Many people reading this article will have had to write substantial cheques to HMRC on 31 January. Here are ten tips that could help to make next year’s cheque slightly less painful…
1.Check your tax code each year. Your tax code is used by your employer or pension provider to work out how much income tax to deduct from your pay. If your code is wrong, you may be paying too much (or too little) tax. Your tax code can be found on your payslip and a breakdown of how it has been calculated will have been sent to you by HMRC.
2.If you are married, make the most of each personal allowance and basic rate band. The personal allowance is £10,600 and the basic rate tax limit is £31,785 in 2015/16. It may be possible to transfer income-generating assets (e.g. rental properties) to a spouse to take advantage of their lower tax brackets.
3.Take advantage of the CGT annual exemption. Capital gains under the annual exemption (£11,100 in 2015/16) are tax-free. Where you have already used up your annual exemption, you may wish to consider deferring any further disposals until the following tax year if practically possible. If you are married, owning assets jointly also ensures that each spouse’s annual exemption is used (assets can be transferred tax free between spouses).
4.Claim tax deductible expenses. If you are self-employed, you can claim a tax deduction for expenses which are incurred “wholly and exclusively” for the purposes of your business. This includes office running costs and the salaries of any employees, including your spouse.
5.Use the annual investment allowance. If you are self-employed, the annual investment allowance provides a 100% tax deduction on, currently, the first £200,000 spent on eligible plant and machinery.
6.Consider incorporation.

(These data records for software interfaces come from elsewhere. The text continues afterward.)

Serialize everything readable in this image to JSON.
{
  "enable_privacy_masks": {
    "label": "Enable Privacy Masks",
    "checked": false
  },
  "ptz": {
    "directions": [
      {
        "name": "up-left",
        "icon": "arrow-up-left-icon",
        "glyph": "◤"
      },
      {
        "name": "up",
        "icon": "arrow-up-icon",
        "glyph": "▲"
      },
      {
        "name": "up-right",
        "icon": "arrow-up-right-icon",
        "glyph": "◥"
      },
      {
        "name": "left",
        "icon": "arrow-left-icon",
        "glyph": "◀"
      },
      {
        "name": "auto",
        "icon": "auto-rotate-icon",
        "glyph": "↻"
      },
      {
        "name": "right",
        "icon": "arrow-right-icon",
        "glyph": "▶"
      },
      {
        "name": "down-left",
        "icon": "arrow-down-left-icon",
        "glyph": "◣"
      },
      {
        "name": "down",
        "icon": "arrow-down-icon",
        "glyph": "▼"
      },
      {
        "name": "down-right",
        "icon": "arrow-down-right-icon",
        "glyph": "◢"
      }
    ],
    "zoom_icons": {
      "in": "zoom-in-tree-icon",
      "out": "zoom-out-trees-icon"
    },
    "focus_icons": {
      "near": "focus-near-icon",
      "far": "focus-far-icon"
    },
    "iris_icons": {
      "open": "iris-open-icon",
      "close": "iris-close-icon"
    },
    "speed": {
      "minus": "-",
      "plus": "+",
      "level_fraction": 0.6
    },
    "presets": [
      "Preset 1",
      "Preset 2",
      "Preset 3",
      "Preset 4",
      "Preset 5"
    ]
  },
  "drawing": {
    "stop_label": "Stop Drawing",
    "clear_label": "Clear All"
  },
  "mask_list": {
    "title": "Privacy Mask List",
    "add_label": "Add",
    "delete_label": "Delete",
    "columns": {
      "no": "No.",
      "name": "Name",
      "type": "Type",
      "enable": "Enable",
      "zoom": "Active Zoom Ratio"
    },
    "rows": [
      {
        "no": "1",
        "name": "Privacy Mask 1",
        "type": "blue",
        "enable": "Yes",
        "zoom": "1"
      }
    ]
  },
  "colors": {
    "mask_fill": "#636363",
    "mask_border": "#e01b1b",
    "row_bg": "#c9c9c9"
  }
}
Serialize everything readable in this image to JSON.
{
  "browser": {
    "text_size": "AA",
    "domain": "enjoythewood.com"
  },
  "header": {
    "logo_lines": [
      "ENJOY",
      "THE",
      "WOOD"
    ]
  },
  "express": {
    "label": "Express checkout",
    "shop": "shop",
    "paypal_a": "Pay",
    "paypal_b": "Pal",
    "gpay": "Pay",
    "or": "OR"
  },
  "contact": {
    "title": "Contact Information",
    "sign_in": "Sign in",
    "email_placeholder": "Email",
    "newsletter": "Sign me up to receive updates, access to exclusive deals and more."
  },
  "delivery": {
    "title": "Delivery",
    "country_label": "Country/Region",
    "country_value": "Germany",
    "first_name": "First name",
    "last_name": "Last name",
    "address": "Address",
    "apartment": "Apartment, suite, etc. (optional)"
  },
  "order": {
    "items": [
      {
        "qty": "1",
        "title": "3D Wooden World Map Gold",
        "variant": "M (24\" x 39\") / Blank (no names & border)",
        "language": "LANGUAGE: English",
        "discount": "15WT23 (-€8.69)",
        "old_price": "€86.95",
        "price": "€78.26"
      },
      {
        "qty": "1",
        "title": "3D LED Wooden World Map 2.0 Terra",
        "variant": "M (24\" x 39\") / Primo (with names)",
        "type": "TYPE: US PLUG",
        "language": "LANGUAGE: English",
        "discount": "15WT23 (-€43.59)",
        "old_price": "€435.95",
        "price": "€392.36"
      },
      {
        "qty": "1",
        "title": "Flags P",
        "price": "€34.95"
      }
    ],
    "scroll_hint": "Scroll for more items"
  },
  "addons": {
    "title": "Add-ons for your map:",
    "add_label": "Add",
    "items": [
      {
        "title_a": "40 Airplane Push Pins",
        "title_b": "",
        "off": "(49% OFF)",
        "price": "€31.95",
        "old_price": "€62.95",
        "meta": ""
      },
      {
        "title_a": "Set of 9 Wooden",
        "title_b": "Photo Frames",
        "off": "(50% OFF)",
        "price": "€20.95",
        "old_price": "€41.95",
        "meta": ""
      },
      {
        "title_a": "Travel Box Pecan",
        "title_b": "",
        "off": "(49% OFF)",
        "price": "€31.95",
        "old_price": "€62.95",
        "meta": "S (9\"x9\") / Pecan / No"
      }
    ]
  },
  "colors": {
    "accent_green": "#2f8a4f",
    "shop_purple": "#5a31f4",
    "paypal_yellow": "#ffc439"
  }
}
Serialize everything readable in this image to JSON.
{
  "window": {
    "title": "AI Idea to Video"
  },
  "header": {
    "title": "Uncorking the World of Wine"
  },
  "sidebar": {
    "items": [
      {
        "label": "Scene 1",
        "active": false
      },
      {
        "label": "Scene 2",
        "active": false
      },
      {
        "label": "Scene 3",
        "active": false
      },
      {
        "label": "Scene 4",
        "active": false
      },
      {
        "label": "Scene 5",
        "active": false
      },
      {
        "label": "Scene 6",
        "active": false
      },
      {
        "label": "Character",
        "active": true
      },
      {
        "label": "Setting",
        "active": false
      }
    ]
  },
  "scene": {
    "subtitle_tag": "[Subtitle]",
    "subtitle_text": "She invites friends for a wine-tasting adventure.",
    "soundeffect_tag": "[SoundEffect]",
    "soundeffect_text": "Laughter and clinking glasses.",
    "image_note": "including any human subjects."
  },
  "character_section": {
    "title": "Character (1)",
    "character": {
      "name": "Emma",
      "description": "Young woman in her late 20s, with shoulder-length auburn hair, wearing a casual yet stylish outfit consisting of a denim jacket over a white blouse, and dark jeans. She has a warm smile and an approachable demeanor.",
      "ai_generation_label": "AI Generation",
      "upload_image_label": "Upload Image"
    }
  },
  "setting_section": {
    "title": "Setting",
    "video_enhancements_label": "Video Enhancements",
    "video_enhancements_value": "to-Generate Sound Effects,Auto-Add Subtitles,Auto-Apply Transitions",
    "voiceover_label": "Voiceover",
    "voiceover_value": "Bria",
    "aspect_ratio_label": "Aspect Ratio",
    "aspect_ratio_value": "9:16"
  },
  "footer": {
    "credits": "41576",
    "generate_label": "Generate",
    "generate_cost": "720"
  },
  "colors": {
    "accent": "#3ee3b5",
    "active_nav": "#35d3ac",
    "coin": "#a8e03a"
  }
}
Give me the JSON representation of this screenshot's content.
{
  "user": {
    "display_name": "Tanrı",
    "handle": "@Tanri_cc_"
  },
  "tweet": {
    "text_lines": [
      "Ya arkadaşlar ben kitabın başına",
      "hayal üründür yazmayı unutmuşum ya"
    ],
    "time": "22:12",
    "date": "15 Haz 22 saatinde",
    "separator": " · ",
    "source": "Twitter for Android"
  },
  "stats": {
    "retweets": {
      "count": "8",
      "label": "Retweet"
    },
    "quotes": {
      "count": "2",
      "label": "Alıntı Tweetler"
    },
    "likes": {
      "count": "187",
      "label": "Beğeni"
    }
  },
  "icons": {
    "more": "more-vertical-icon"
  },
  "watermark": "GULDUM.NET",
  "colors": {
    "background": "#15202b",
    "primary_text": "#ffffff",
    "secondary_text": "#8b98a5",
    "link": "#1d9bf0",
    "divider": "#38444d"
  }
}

The corporation tax rate, currently 20%, is significantly lower than income tax rates, which are currently up to 45%. You will of course need to pay income tax when you take money out of the company, in the form of salary and/ or dividends. However, to the extent that you do not require the income, you will have the opportunity to accumulate profits within the lower corporate tax environment.
7.Take dividends before 6 April 2016. There will be significant changes to the taxation of dividends from 6 April 2016, as a result of which many owner managers will pay more tax on the dividends they take from their companies. To the extent that your company has sufficient distributable reserves, you may therefore wish to consider declaring larger dividends before the changes take effect. The cash can be loaned back to the company, if required, for cash flow purposes.
8.Contribute to a pension scheme. If you contribute to a workplace pension scheme, any pension contributions you make will be deducted from your salary before income tax is calculated. If you contribute to a personal pension scheme, your pension provider will claim tax relief at 20% on your behalf and add it to your pension pot. If you are a higher or additional rate taxpayer, you can currently claim tax relief on the extra 20% or 25% in your self-assessment tax return. However there has been speculation that this additional tax relief may be withdrawn from 6 April 2016 as part of ongoing pension reforms, which will also see the government cut the annual allowance for those earning more than £150,000. You may therefore wish to consider making larger pension contributions before the changes take effect.
9.Use your tax-free ISA allowance. You can currently save up to £15,240 a year tax-free in an Individual Savings Account (“ISA”). This can be saved as cash, shares, or a combination of the two.
10.Claim tax relief on Gift Aid donations. When you make a Gift Aid declaration, the charity can claim tax relief at 20% on the amount you donate (effectively increasing the value of the donation in their hands). If you are a higher or additional rate taxpayer, you can claim tax relief on the extra 20% or 25% in your self-assessment tax return.
Please get in touch with your usual Ryecroft Glenton contact on 0191 281 1292 if you would like to discuss any of the above in further detail.